Exercise |
Only the lines containing "Terms" belong in the answer; find them in the material below.

Supplied records |
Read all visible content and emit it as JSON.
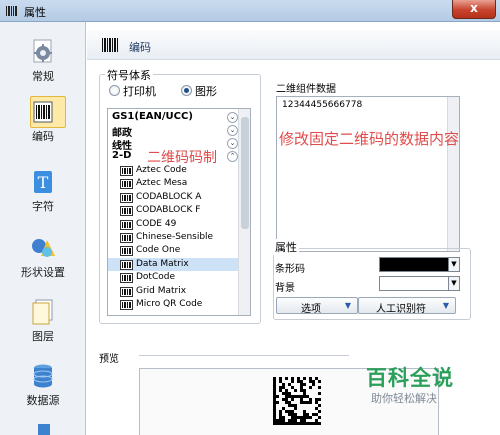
{
  "window": {
    "title": "属性",
    "close_label": "x"
  },
  "nav": {
    "items": [
      {
        "label": "常规",
        "icon": "gear-icon"
      },
      {
        "label": "编码",
        "icon": "barcode-icon",
        "active": true
      },
      {
        "label": "字符",
        "icon": "text-icon"
      },
      {
        "label": "形状设置",
        "icon": "shapes-icon"
      },
      {
        "label": "图层",
        "icon": "layer-icon"
      },
      {
        "label": "数据源",
        "icon": "database-icon"
      }
    ]
  },
  "header": {
    "title": "编码"
  },
  "symbology": {
    "group_label": "符号体系",
    "radio_printer": "打印机",
    "radio_graphic": "图形",
    "selected_radio": "图形",
    "categories": [
      "GS1(EAN/UCC)",
      "邮政",
      "线性",
      "2-D"
    ],
    "items": [
      "Aztec Code",
      "Aztec Mesa",
      "CODABLOCK A",
      "CODABLOCK F",
      "CODE 49",
      "Chinese-Sensible",
      "Code One",
      "Data Matrix",
      "DotCode",
      "Grid Matrix",
      "Micro QR Code"
    ],
    "selected_item": "Data Matrix"
  },
  "annotations": {
    "list_note": "二维码码制",
    "data_note": "修改固定二维码的数据内容"
  },
  "data_field": {
    "label": "二维组件数据",
    "value": "12344455666778"
  },
  "properties": {
    "group_label": "属性",
    "bar_color_label": "条形码",
    "bg_label": "背景",
    "bar_color": "#000000",
    "bg_color": "#ffffff",
    "options_button": "选项",
    "hri_button": "人工识别符"
  },
  "preview": {
    "label": "预览"
  },
  "watermark": {
    "title": "百科全说",
    "subtitle": "助你轻松解决"
  }
}
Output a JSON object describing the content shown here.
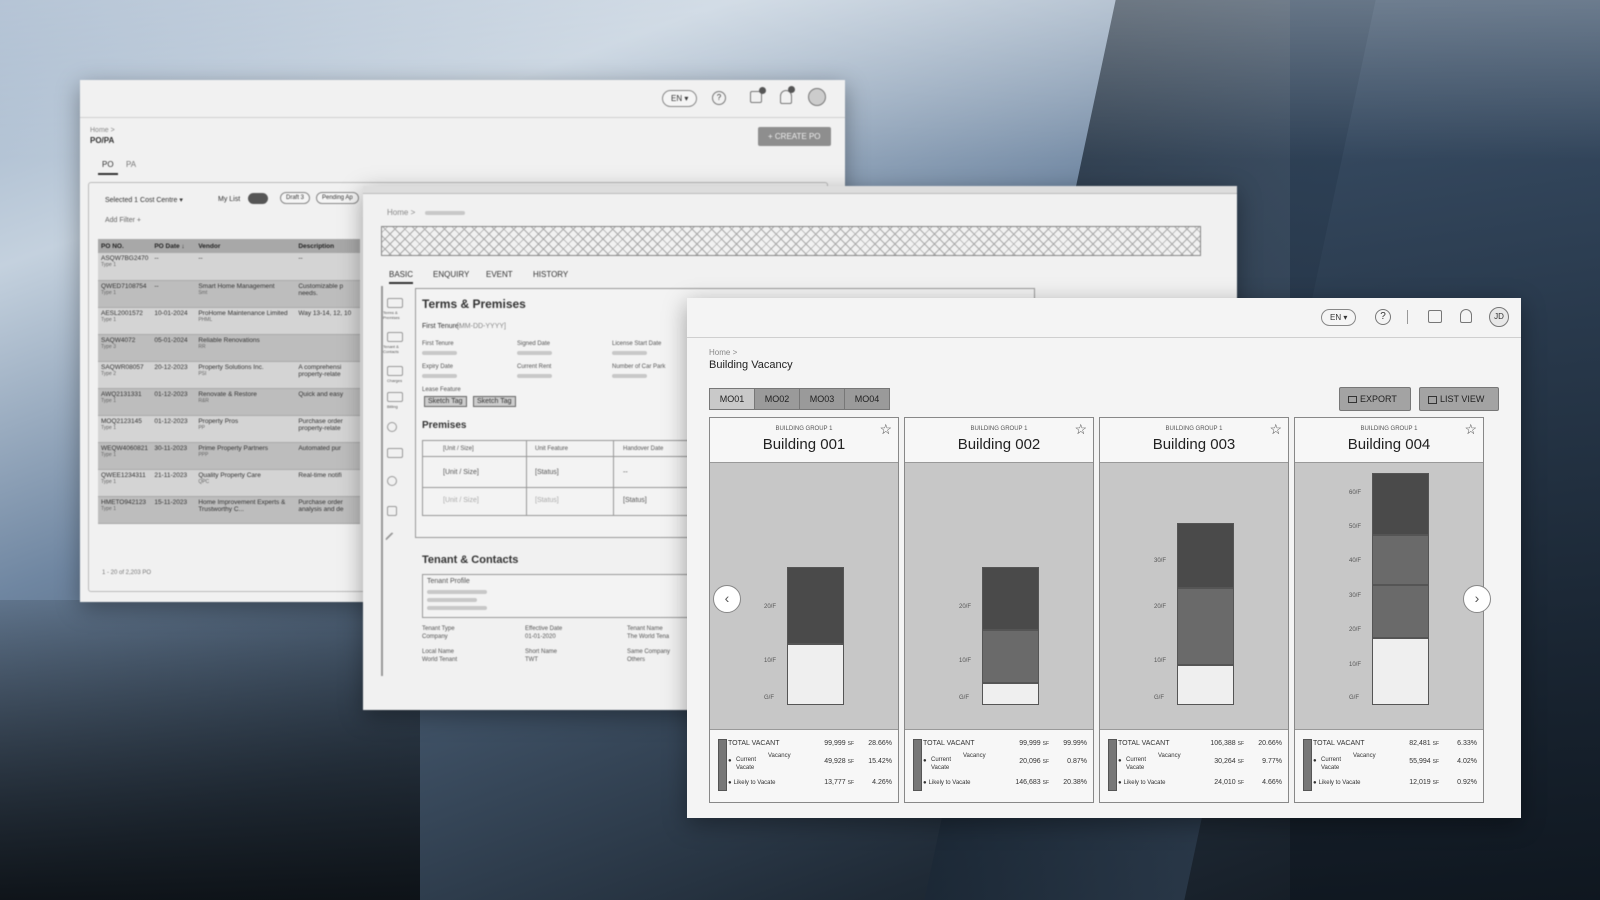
{
  "po_window": {
    "lang": "EN ▾",
    "breadcrumb_home": "Home >",
    "page_title": "PO/PA",
    "create_button": "+ CREATE PO",
    "tabs": [
      "PO",
      "PA"
    ],
    "filter_cost_centre": "Selected 1 Cost Centre ▾",
    "filter_mylist": "My List",
    "chip_draft": "Draft 3",
    "chip_pending": "Pending Ap",
    "add_filter": "Add Filter +",
    "columns": [
      "PO NO.",
      "PO Date ↓",
      "Vendor",
      "Description"
    ],
    "rows": [
      {
        "no": "ASQW7BG2470",
        "type": "Type 1",
        "date": "--",
        "vendor": "--",
        "vendor_sub": "",
        "desc": "--"
      },
      {
        "no": "QWED7108754",
        "type": "Type 1",
        "date": "--",
        "vendor": "Smart Home Management",
        "vendor_sub": "Smt",
        "desc": "Customizable p needs."
      },
      {
        "no": "AESL2001572",
        "type": "Type 1",
        "date": "10-01-2024",
        "vendor": "ProHome Maintenance Limited",
        "vendor_sub": "PHML",
        "desc": "Way 13-14, 12, 10"
      },
      {
        "no": "SAQW4072",
        "type": "Type 3",
        "date": "05-01-2024",
        "vendor": "Reliable Renovations",
        "vendor_sub": "RR",
        "desc": ""
      },
      {
        "no": "SAQWR08057",
        "type": "Type 2",
        "date": "20-12-2023",
        "vendor": "Property Solutions Inc.",
        "vendor_sub": "PSI",
        "desc": "A comprehensi property-relate"
      },
      {
        "no": "AWQ2131331",
        "type": "Type 1",
        "date": "01-12-2023",
        "vendor": "Renovate & Restore",
        "vendor_sub": "R&R",
        "desc": "Quick and easy"
      },
      {
        "no": "MOQ2123145",
        "type": "Type 1",
        "date": "01-12-2023",
        "vendor": "Property Pros",
        "vendor_sub": "PP",
        "desc": "Purchase order property-relate"
      },
      {
        "no": "WEQW4060821",
        "type": "Type 1",
        "date": "30-11-2023",
        "vendor": "Prime Property Partners",
        "vendor_sub": "PPP",
        "desc": "Automated pur"
      },
      {
        "no": "QWEE1234311",
        "type": "Type 1",
        "date": "21-11-2023",
        "vendor": "Quality Property Care",
        "vendor_sub": "QPC",
        "desc": "Real-time notifi"
      },
      {
        "no": "HMETO942123",
        "type": "Type 1",
        "date": "15-11-2023",
        "vendor": "Home Improvement Experts & Trustworthy C...",
        "vendor_sub": "",
        "desc": "Purchase order analysis and de"
      }
    ],
    "footer": "1 - 20 of 2,203 PO"
  },
  "lease_window": {
    "breadcrumb_home": "Home >",
    "tabs": [
      "BASIC",
      "ENQUIRY",
      "EVENT",
      "HISTORY"
    ],
    "side_labels": [
      "Terms & Premises",
      "Tenant & Contacts",
      "Charges",
      "Billing"
    ],
    "terms_title": "Terms & Premises",
    "first_tenure_label": "First Tenure:",
    "first_tenure_value": "[MM-DD-YYYY]",
    "fields_row1": [
      "First Tenure",
      "Signed Date",
      "License Start Date"
    ],
    "fields_row2": [
      "Expiry Date",
      "Current Rent",
      "Number of Car Park"
    ],
    "lease_feature": "Lease Feature",
    "tags": [
      "Sketch Tag",
      "Sketch Tag"
    ],
    "premises_title": "Premises",
    "premises_cols": [
      "[Unit / Size]",
      "Unit Feature",
      "Handover Date"
    ],
    "premises_row1": [
      "[Unit / Size]",
      "[Status]",
      "--"
    ],
    "premises_row2": [
      "[Unit / Size]",
      "[Status]",
      "[Status]"
    ],
    "tenant_title": "Tenant & Contacts",
    "tenant_profile": "Tenant Profile",
    "tenant_fields": [
      {
        "label": "Tenant Type",
        "value": "Company"
      },
      {
        "label": "Effective Date",
        "value": "01-01-2020"
      },
      {
        "label": "Tenant Name",
        "value": "The World Tena"
      },
      {
        "label": "Local Name",
        "value": "World Tenant"
      },
      {
        "label": "Short Name",
        "value": "TWT"
      },
      {
        "label": "Same Company",
        "value": "Others"
      }
    ]
  },
  "vacancy_window": {
    "lang": "EN ▾",
    "user_initials": "JD",
    "breadcrumb_home": "Home >",
    "page_title": "Building Vacancy",
    "mo_tabs": [
      "MO01",
      "MO02",
      "MO03",
      "MO04"
    ],
    "export_label": "EXPORT",
    "list_view_label": "LIST VIEW",
    "stat_labels": {
      "total": "TOTAL VACANT",
      "current": "Current Vacate",
      "vacancy": "Vacancy",
      "likely": "Likely to Vacate",
      "unit": "SF"
    },
    "buildings": [
      {
        "group": "BUILDING GROUP 1",
        "name": "Building 001",
        "floors": [
          "20/F",
          "10/F",
          "G/F"
        ],
        "total": "99,999",
        "total_pct": "28.66%",
        "current": "49,928",
        "current_pct": "15.42%",
        "likely": "13,777",
        "likely_pct": "4.26%"
      },
      {
        "group": "BUILDING GROUP 1",
        "name": "Building 002",
        "floors": [
          "20/F",
          "10/F",
          "G/F"
        ],
        "total": "99,999",
        "total_pct": "99.99%",
        "current": "20,096",
        "current_pct": "0.87%",
        "likely": "146,683",
        "likely_pct": "20.38%"
      },
      {
        "group": "BUILDING GROUP 1",
        "name": "Building 003",
        "floors": [
          "30/F",
          "20/F",
          "10/F",
          "G/F"
        ],
        "total": "106,388",
        "total_pct": "20.66%",
        "current": "30,264",
        "current_pct": "9.77%",
        "likely": "24,010",
        "likely_pct": "4.66%"
      },
      {
        "group": "BUILDING GROUP 1",
        "name": "Building 004",
        "floors": [
          "60/F",
          "50/F",
          "40/F",
          "30/F",
          "20/F",
          "10/F",
          "G/F"
        ],
        "total": "82,481",
        "total_pct": "6.33%",
        "current": "55,994",
        "current_pct": "4.02%",
        "likely": "12,019",
        "likely_pct": "0.92%"
      }
    ],
    "colors": {
      "dark": "#4a4a4a",
      "mid": "#6a6a6a",
      "light": "#efefef"
    }
  }
}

Answer to this problem |
      "Terms & Premises",
    "terms_title": "Terms & Premises",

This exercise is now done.